* Excerpted data

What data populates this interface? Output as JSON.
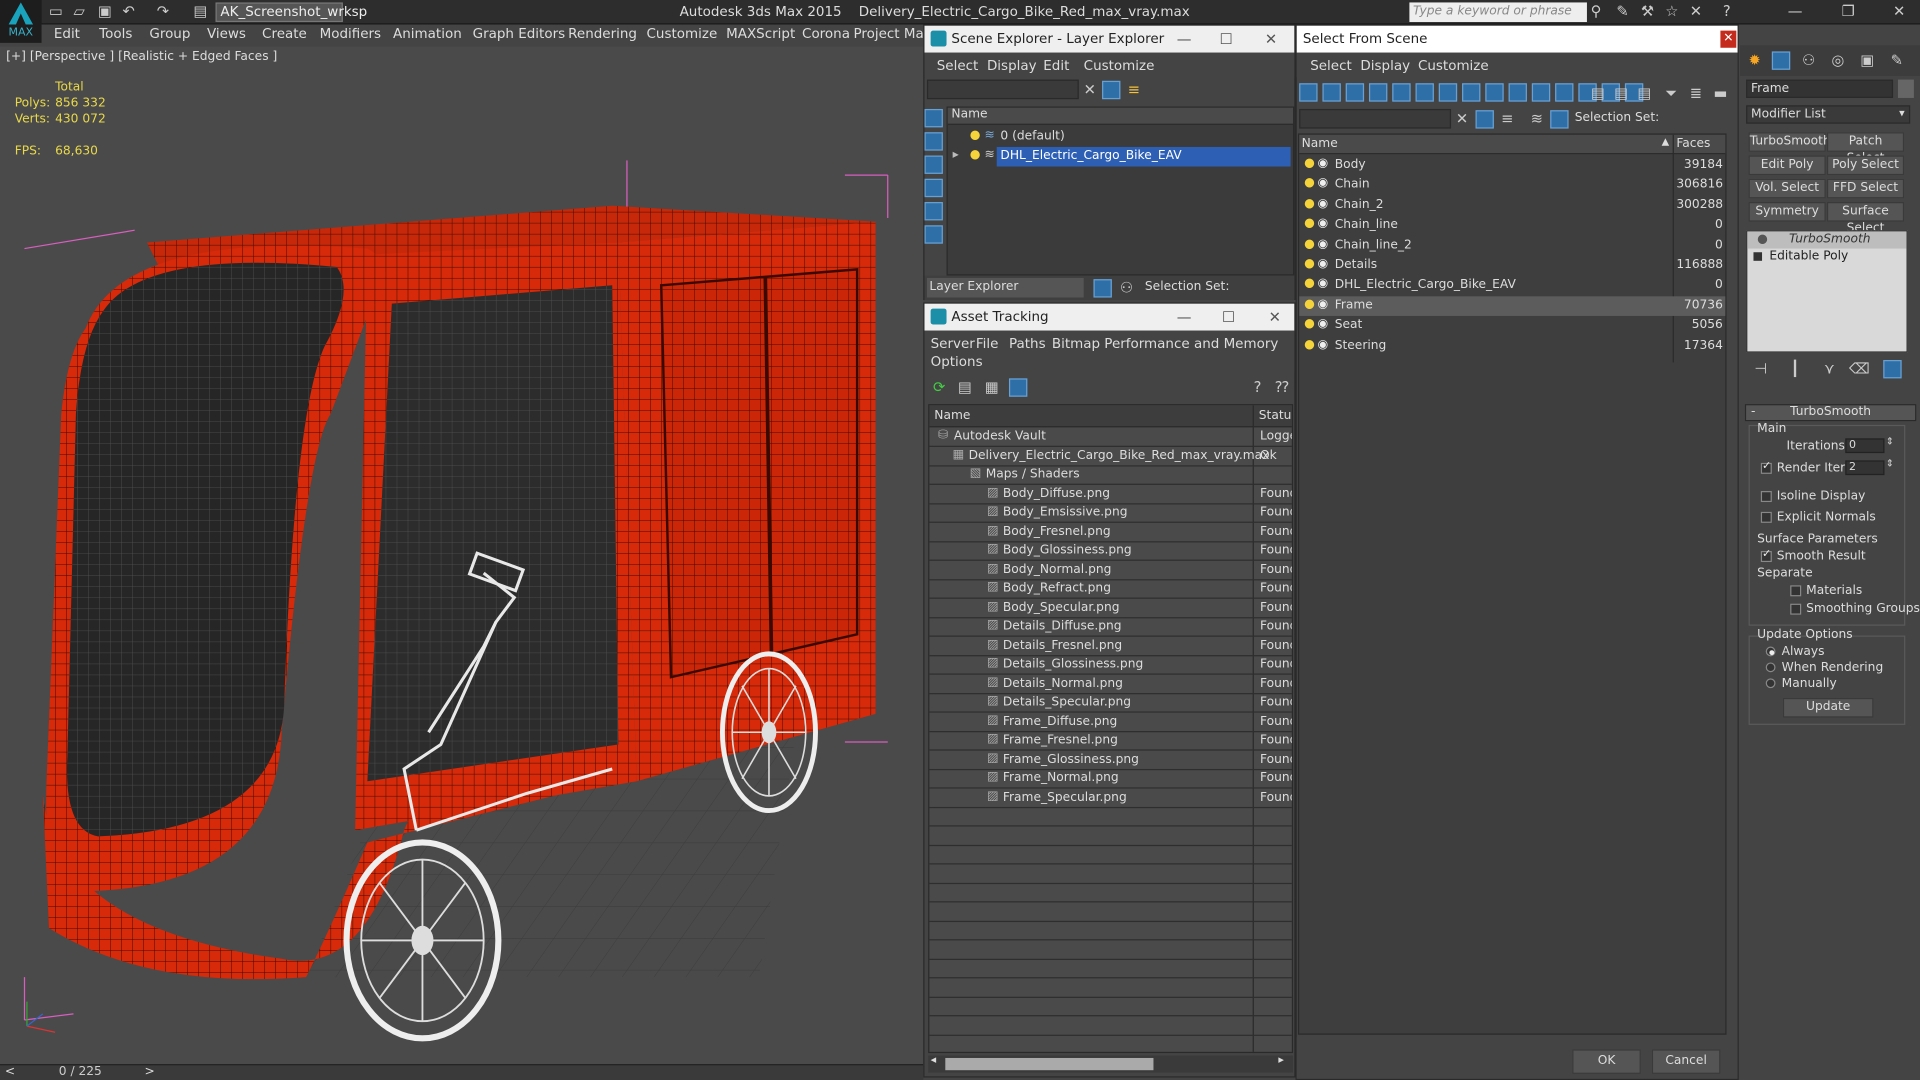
{
  "app": {
    "title": "Autodesk 3ds Max  2015",
    "file": "Delivery_Electric_Cargo_Bike_Red_max_vray.max",
    "logo_text": "MAX",
    "workspace": "AK_Screenshot_wrksp",
    "search_placeholder": "Type a keyword or phrase"
  },
  "menubar": [
    "Edit",
    "Tools",
    "Group",
    "Views",
    "Create",
    "Modifiers",
    "Animation",
    "Graph Editors",
    "Rendering",
    "Customize",
    "MAXScript",
    "Corona",
    "Project Man"
  ],
  "viewport": {
    "label": "[+] [Perspective ] [Realistic + Edged Faces ]",
    "stats_header": "Total",
    "polys_label": "Polys:",
    "polys": "856 332",
    "verts_label": "Verts:",
    "verts": "430 072",
    "fps_label": "FPS:",
    "fps": "68,630"
  },
  "timebar": {
    "frames": "0 / 225",
    "prev": "<",
    "next": ">"
  },
  "scene_explorer": {
    "title": "Scene Explorer - Layer Explorer",
    "menu": [
      "Select",
      "Display",
      "Edit",
      "Customize"
    ],
    "col_name": "Name",
    "layers": [
      {
        "name": "0 (default)",
        "selected": false
      },
      {
        "name": "DHL_Electric_Cargo_Bike_EAV",
        "selected": true
      }
    ],
    "footer_label": "Layer Explorer",
    "selection_set": "Selection Set:"
  },
  "asset_tracking": {
    "title": "Asset Tracking",
    "menu": [
      "Server",
      "File",
      "Paths",
      "Bitmap Performance and Memory"
    ],
    "menu2": "Options",
    "col_name": "Name",
    "col_status": "Status",
    "rows": [
      {
        "name": "Autodesk Vault",
        "status": "Logge",
        "indent": 0
      },
      {
        "name": "Delivery_Electric_Cargo_Bike_Red_max_vray.max",
        "status": "Ok",
        "indent": 1
      },
      {
        "name": "Maps / Shaders",
        "status": "",
        "indent": 2
      },
      {
        "name": "Body_Diffuse.png",
        "status": "Found",
        "indent": 3
      },
      {
        "name": "Body_Emsissive.png",
        "status": "Found",
        "indent": 3
      },
      {
        "name": "Body_Fresnel.png",
        "status": "Found",
        "indent": 3
      },
      {
        "name": "Body_Glossiness.png",
        "status": "Found",
        "indent": 3
      },
      {
        "name": "Body_Normal.png",
        "status": "Found",
        "indent": 3
      },
      {
        "name": "Body_Refract.png",
        "status": "Found",
        "indent": 3
      },
      {
        "name": "Body_Specular.png",
        "status": "Found",
        "indent": 3
      },
      {
        "name": "Details_Diffuse.png",
        "status": "Found",
        "indent": 3
      },
      {
        "name": "Details_Fresnel.png",
        "status": "Found",
        "indent": 3
      },
      {
        "name": "Details_Glossiness.png",
        "status": "Found",
        "indent": 3
      },
      {
        "name": "Details_Normal.png",
        "status": "Found",
        "indent": 3
      },
      {
        "name": "Details_Specular.png",
        "status": "Found",
        "indent": 3
      },
      {
        "name": "Frame_Diffuse.png",
        "status": "Found",
        "indent": 3
      },
      {
        "name": "Frame_Fresnel.png",
        "status": "Found",
        "indent": 3
      },
      {
        "name": "Frame_Glossiness.png",
        "status": "Found",
        "indent": 3
      },
      {
        "name": "Frame_Normal.png",
        "status": "Found",
        "indent": 3
      },
      {
        "name": "Frame_Specular.png",
        "status": "Found",
        "indent": 3
      }
    ]
  },
  "select_from_scene": {
    "title": "Select From Scene",
    "menu": [
      "Select",
      "Display",
      "Customize"
    ],
    "selection_set": "Selection Set:",
    "col_name": "Name",
    "col_faces": "Faces",
    "rows": [
      {
        "name": "Body",
        "faces": "39184",
        "selected": false
      },
      {
        "name": "Chain",
        "faces": "306816",
        "selected": false
      },
      {
        "name": "Chain_2",
        "faces": "300288",
        "selected": false
      },
      {
        "name": "Chain_line",
        "faces": "0",
        "selected": false
      },
      {
        "name": "Chain_line_2",
        "faces": "0",
        "selected": false
      },
      {
        "name": "Details",
        "faces": "116888",
        "selected": false
      },
      {
        "name": "DHL_Electric_Cargo_Bike_EAV",
        "faces": "0",
        "selected": false
      },
      {
        "name": "Frame",
        "faces": "70736",
        "selected": true
      },
      {
        "name": "Seat",
        "faces": "5056",
        "selected": false
      },
      {
        "name": "Steering",
        "faces": "17364",
        "selected": false
      }
    ],
    "ok": "OK",
    "cancel": "Cancel"
  },
  "command_panel": {
    "object_name": "Frame",
    "modifier_list": "Modifier List",
    "mod_buttons": [
      "TurboSmooth",
      "Patch Select",
      "Edit Poly",
      "Poly Select",
      "Vol. Select",
      "FFD Select",
      "Symmetry",
      "Surface Select"
    ],
    "stack": [
      "TurboSmooth",
      "Editable Poly"
    ],
    "rollout_title": "TurboSmooth",
    "main": "Main",
    "iterations_label": "Iterations:",
    "iterations": "0",
    "render_iters_label": "Render Iters:",
    "render_iters": "2",
    "isoline": "Isoline Display",
    "explicit": "Explicit Normals",
    "surface_params": "Surface Parameters",
    "smooth_result": "Smooth Result",
    "separate": "Separate",
    "materials": "Materials",
    "smoothing_groups": "Smoothing Groups",
    "update_options": "Update Options",
    "always": "Always",
    "when_rendering": "When Rendering",
    "manually": "Manually",
    "update": "Update"
  },
  "colors": {
    "bike_red": "#d62a0a",
    "selection": "#2d5fb5",
    "titlebar": "#2d2d2d"
  }
}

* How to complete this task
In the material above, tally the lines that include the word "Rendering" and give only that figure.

* Your solution
2